Task directions:
Return every entry below without altering a word.

___ Supplied material ___

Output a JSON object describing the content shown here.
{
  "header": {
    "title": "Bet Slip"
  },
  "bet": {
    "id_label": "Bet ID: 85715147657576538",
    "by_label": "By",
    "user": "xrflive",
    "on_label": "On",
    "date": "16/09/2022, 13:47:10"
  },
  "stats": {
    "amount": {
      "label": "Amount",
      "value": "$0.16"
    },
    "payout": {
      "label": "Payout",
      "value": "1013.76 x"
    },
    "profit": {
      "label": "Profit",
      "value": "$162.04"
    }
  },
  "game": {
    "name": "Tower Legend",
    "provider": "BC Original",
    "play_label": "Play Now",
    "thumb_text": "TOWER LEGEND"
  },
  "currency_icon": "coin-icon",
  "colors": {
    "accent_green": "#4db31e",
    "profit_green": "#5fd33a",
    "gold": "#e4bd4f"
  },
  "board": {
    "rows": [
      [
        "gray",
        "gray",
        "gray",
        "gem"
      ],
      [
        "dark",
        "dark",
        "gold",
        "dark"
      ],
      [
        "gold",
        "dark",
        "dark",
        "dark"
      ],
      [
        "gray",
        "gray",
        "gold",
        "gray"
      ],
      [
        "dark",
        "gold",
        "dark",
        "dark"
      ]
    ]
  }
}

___

Written solution:
Output a JSON object describing the content shown here.
{
  "header": {
    "title": "Bet Slip"
  },
  "bet": {
    "id_label": "Bet ID: 85715147657576538",
    "by_label": "By",
    "user": "xrflive",
    "on_label": "On",
    "date": "16/09/2022, 13:47:10"
  },
  "stats": {
    "amount": {
      "label": "Amount",
      "value": "$0.16"
    },
    "payout": {
      "label": "Payout",
      "value": "1013.76 x"
    },
    "profit": {
      "label": "Profit",
      "value": "$162.04"
    }
  },
  "game": {
    "name": "Tower Legend",
    "provider": "BC Original",
    "play_label": "Play Now",
    "thumb_text": "TOWER LEGEND"
  },
  "currency_icon": "coin-icon",
  "colors": {
    "accent_green": "#4db31e",
    "profit_green": "#5fd33a",
    "gold": "#e4bd4f"
  },
  "board": {
    "rows": [
      [
        "gray",
        "gray",
        "gray",
        "gem"
      ],
      [
        "dark",
        "dark",
        "gold",
        "dark"
      ],
      [
        "gold",
        "dark",
        "dark",
        "dark"
      ],
      [
        "gray",
        "gray",
        "gold",
        "gray"
      ],
      [
        "dark",
        "gold",
        "dark",
        "dark"
      ]
    ]
  }
}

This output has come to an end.